In February 2013, Court of Justice of the European Union ruled that the anti-dumping duty on Russian fertilizers complies with EU law. Russia has not given up the fight yet, however, and has already turned to WTO with a request to conduct consultations with the European Union.
The root of the problem
Natural gas is a staple resource in the production of artificial fertilizers. Russia, with its dual-pricing policy, sells the fuel at different prices to domestic and foreign clients. Benefiting from cheaper gas, Russian fertilizer manufacturers enjoy lower production cost, which enables them to decrease fertilizer prices. In order to resist such unfair competition, the EU imposed anti-dumping duties on Russian fertilizers. In February 2013 European Court of Justice confirmed that the tax is in line with EU legislation. Naturally, the Russians were not convinced.
WTO member states have their obligations
The Russian Federation appealed to WTO for an intervention. However, let us not forget that the country has yet to fulfill its obligations concerning the liberalization of natural gas pricing. Fertilizers Europe, an association of leading European fertilizer manufacturers, including Grupa Azoty S.A., is confident that WTO will dismiss the Russian application, asserting the right to impose and calculate the anti-dumping cost.
What goes around comes around
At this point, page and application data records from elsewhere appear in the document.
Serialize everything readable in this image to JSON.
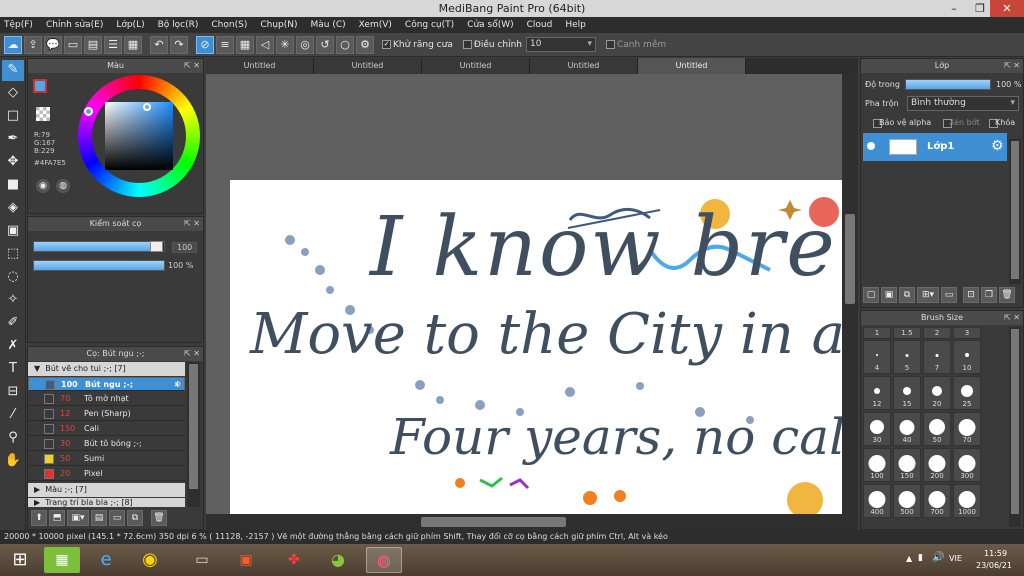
{
  "window": {
    "title": "MediBang Paint Pro (64bit)"
  },
  "menu": [
    "Tệp(F)",
    "Chỉnh sửa(E)",
    "Lớp(L)",
    "Bộ lọc(R)",
    "Chọn(S)",
    "Chụp(N)",
    "Màu (C)",
    "Xem(V)",
    "Công cụ(T)",
    "Cửa sổ(W)",
    "Cloud",
    "Help"
  ],
  "toolbar": {
    "antialias_label": "Khử răng cưa",
    "adjust_label": "Điều chỉnh",
    "adjust_value": "10",
    "smooth_label": "Canh mềm"
  },
  "tabs": [
    "Untitled",
    "Untitled",
    "Untitled",
    "Untitled",
    "Untitled"
  ],
  "color_panel": {
    "title": "Màu",
    "r": "R:79",
    "g": "G:167",
    "b": "B:229",
    "hex": "#4FA7E5",
    "current_color": "#4fa7e5"
  },
  "brush_control": {
    "title": "Kiểm soát cọ",
    "size_value": "100",
    "opacity_value": "100 %",
    "size_fraction": 1.0,
    "opacity_fraction": 1.0
  },
  "brush_list": {
    "title": "Cọ: Bút ngu ;-;",
    "group1": "Bút vẽ cho tui ;-; [7]",
    "items": [
      {
        "size": "100",
        "name": "Bút ngu ;-;",
        "color": "#3a5f8a"
      },
      {
        "size": "70",
        "name": "Tô mờ nhạt",
        "color": "#3a3a3a"
      },
      {
        "size": "12",
        "name": "Pen (Sharp)",
        "color": "#3a3a3a"
      },
      {
        "size": "150",
        "name": "Cali",
        "color": "#3a3a3a"
      },
      {
        "size": "30",
        "name": "Bút tô bóng ;-;",
        "color": "#3a3a3a"
      },
      {
        "size": "50",
        "name": "Sumi",
        "color": "#f0d020"
      },
      {
        "size": "20",
        "name": "Pixel",
        "color": "#e03030"
      }
    ],
    "group2": "Màu ;-; [7]",
    "group3": "Trang trí bla bla ;-; [8]"
  },
  "layer_panel": {
    "title": "Lớp",
    "opacity_label": "Độ trong",
    "opacity_value": "100 %",
    "opacity_fraction": 1.0,
    "blend_label": "Pha trộn",
    "blend_value": "Bình thường",
    "protect_alpha": "Bảo vệ alpha",
    "clip": "Xén bớt",
    "lock": "Khóa",
    "layer_name": "Lớp1"
  },
  "brush_size": {
    "title": "Brush Size",
    "header": [
      "1",
      "1.5",
      "2",
      "3"
    ],
    "rows": [
      [
        "4",
        "5",
        "7",
        "10"
      ],
      [
        "12",
        "15",
        "20",
        "25"
      ],
      [
        "30",
        "40",
        "50",
        "70"
      ],
      [
        "100",
        "150",
        "200",
        "300"
      ],
      [
        "400",
        "500",
        "700",
        "1000"
      ]
    ]
  },
  "canvas": {
    "lines": [
      "I know bre",
      "Move to the City in a b",
      "Four years, no cal"
    ]
  },
  "status": {
    "text": "20000 * 10000 pixel   (145.1 * 72.6cm)   350 dpi   6 %   ( 11128, -2157 )   Vẽ một đường thẳng bằng cách giữ phím Shift, Thay đổi cỡ cọ bằng cách giữ phím Ctrl, Alt và kéo"
  },
  "taskbar": {
    "lang": "VIE",
    "time": "11:59",
    "date": "23/06/21"
  }
}
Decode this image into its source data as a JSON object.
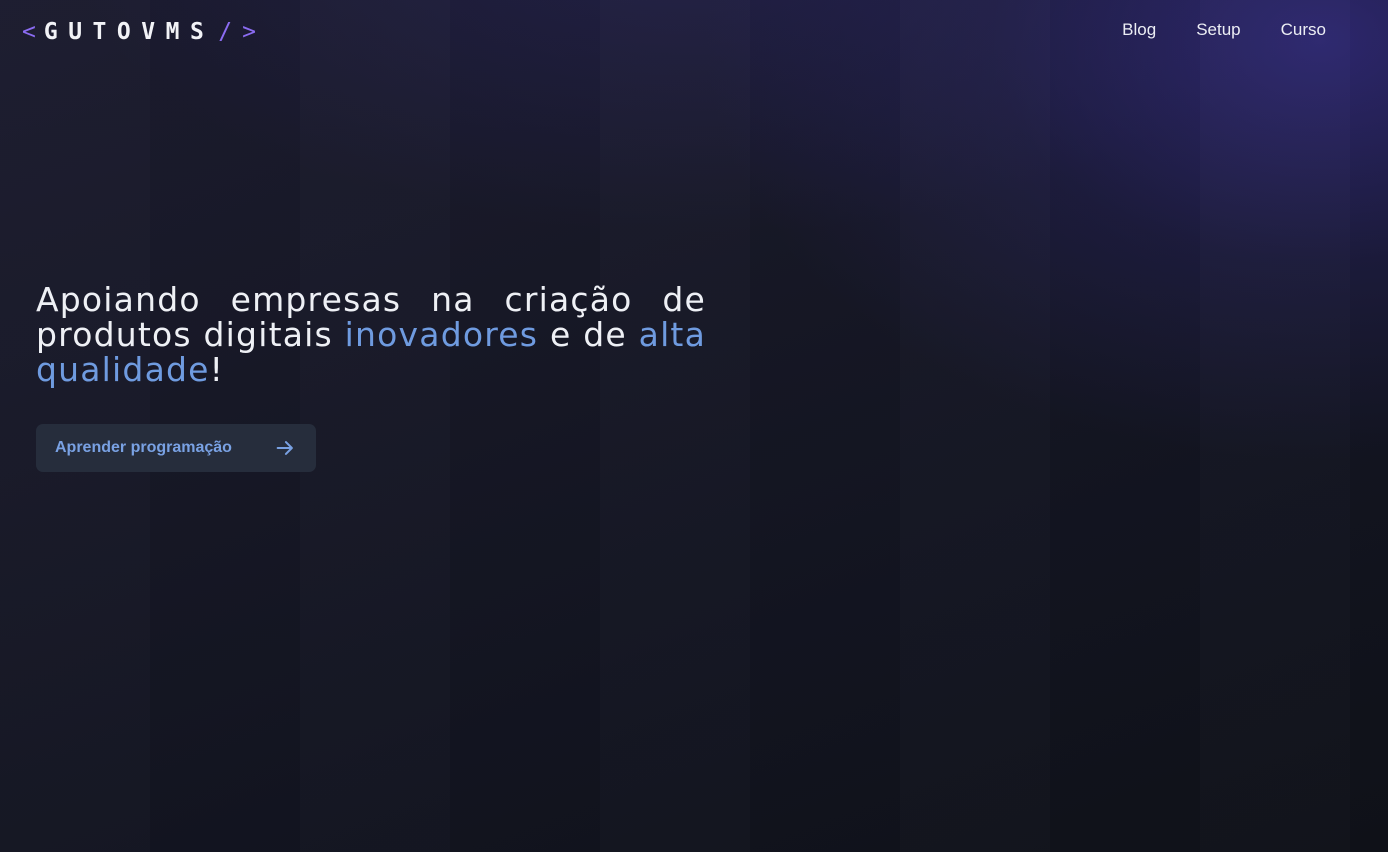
{
  "brand": {
    "open_bracket": "<",
    "name": "GUTOVMS",
    "slash": "/",
    "close_bracket": ">"
  },
  "nav": {
    "items": [
      {
        "label": "Blog"
      },
      {
        "label": "Setup"
      },
      {
        "label": "Curso"
      }
    ]
  },
  "hero": {
    "headline_part1": "Apoiando empresas na criação de produtos digitais ",
    "highlight1": "inovadores",
    "headline_part2": " e de ",
    "highlight2": "alta qualidade",
    "headline_end": "!"
  },
  "cta": {
    "label": "Aprender programação",
    "icon": "arrow-right-icon"
  },
  "colors": {
    "accent_purple": "#8b6cf2",
    "accent_blue": "#6f9be0",
    "button_bg": "#262d3c",
    "text_primary": "#eef0f5"
  }
}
The plaintiff may easily become the defendant. In this scenario, the EU would complain to WTO about Russia not having acted on the vow to liberalize natural gas prices. The abolition of dual-pricing could involve rising the prices of natural gas for the Russian clients. The consequences of such a move for the economy of the Russian Federation are difficult to predict, however.